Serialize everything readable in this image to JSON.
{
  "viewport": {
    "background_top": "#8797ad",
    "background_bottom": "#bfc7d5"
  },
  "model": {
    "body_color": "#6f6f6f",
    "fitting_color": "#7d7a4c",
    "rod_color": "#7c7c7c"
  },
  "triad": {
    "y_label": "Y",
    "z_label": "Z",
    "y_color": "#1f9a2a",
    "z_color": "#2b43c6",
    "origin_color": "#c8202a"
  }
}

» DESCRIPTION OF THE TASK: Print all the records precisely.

» OUTPUT BELOW:
Serialize everything readable in this image to JSON.
{
  "viewport": {
    "background_top": "#8797ad",
    "background_bottom": "#bfc7d5"
  },
  "model": {
    "body_color": "#6f6f6f",
    "fitting_color": "#7d7a4c",
    "rod_color": "#7c7c7c"
  },
  "triad": {
    "y_label": "Y",
    "z_label": "Z",
    "y_color": "#1f9a2a",
    "z_color": "#2b43c6",
    "origin_color": "#c8202a"
  }
}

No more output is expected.